··· Records shown ···

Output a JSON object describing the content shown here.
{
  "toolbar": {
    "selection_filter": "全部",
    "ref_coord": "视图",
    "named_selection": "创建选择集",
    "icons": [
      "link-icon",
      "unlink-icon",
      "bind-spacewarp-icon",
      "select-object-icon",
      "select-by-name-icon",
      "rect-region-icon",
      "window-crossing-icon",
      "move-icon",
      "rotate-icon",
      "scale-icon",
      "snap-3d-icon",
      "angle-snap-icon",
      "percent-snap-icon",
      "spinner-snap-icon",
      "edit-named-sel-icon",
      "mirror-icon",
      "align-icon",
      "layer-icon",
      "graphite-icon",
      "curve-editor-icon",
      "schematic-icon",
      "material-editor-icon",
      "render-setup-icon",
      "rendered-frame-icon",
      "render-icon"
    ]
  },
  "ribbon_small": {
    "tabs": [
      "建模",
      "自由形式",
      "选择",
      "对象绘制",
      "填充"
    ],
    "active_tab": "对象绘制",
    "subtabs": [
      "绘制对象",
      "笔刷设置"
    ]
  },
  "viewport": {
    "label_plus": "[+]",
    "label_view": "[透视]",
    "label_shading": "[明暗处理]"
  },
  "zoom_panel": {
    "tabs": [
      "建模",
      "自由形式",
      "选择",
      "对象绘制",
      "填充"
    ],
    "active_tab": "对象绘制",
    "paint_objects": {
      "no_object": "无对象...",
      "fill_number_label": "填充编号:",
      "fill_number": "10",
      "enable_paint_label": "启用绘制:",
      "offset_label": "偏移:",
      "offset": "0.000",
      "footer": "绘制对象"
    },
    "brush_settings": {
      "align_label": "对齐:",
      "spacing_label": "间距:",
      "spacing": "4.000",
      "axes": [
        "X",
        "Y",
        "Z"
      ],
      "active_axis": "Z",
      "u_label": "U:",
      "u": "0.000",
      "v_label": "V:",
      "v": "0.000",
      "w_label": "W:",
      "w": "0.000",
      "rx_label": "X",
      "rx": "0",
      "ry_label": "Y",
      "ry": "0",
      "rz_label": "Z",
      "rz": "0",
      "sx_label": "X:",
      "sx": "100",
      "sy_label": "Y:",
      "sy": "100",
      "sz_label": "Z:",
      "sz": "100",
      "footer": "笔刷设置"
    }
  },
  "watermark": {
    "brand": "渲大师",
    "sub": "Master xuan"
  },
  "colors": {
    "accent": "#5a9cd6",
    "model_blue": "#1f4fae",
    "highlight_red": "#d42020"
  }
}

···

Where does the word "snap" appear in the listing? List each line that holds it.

      "snap-3d-icon",
      "angle-snap-icon",
      "percent-snap-icon",
      "spinner-snap-icon",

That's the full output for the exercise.